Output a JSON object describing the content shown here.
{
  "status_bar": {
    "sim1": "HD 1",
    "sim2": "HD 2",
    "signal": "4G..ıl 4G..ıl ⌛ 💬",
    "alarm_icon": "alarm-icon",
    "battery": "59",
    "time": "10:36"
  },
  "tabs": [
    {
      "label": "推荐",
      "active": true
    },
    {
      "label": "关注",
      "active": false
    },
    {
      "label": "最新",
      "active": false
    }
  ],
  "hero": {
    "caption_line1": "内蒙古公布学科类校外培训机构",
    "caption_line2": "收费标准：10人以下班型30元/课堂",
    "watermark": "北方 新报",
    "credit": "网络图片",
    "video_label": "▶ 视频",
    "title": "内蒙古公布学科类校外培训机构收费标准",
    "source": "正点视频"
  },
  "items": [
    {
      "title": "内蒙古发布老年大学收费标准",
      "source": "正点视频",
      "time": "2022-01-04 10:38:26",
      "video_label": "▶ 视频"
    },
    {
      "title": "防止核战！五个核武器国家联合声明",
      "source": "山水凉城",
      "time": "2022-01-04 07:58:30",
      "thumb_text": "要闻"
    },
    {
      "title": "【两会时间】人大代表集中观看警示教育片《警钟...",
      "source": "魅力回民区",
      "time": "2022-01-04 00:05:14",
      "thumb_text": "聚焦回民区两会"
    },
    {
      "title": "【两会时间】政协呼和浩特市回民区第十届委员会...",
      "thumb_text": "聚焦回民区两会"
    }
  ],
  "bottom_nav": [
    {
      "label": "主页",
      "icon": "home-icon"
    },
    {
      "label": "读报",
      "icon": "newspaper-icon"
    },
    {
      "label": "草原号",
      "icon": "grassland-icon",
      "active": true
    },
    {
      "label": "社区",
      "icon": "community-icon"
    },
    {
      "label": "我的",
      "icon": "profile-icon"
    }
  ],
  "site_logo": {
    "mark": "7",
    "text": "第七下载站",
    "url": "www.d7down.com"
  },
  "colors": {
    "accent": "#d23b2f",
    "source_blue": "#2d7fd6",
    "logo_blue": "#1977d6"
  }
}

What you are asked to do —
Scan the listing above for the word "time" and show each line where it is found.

Result for this exercise —
    "time": "10:36"
      "time": "2022-01-04 10:38:26",
      "time": "2022-01-04 07:58:30",
      "time": "2022-01-04 00:05:14",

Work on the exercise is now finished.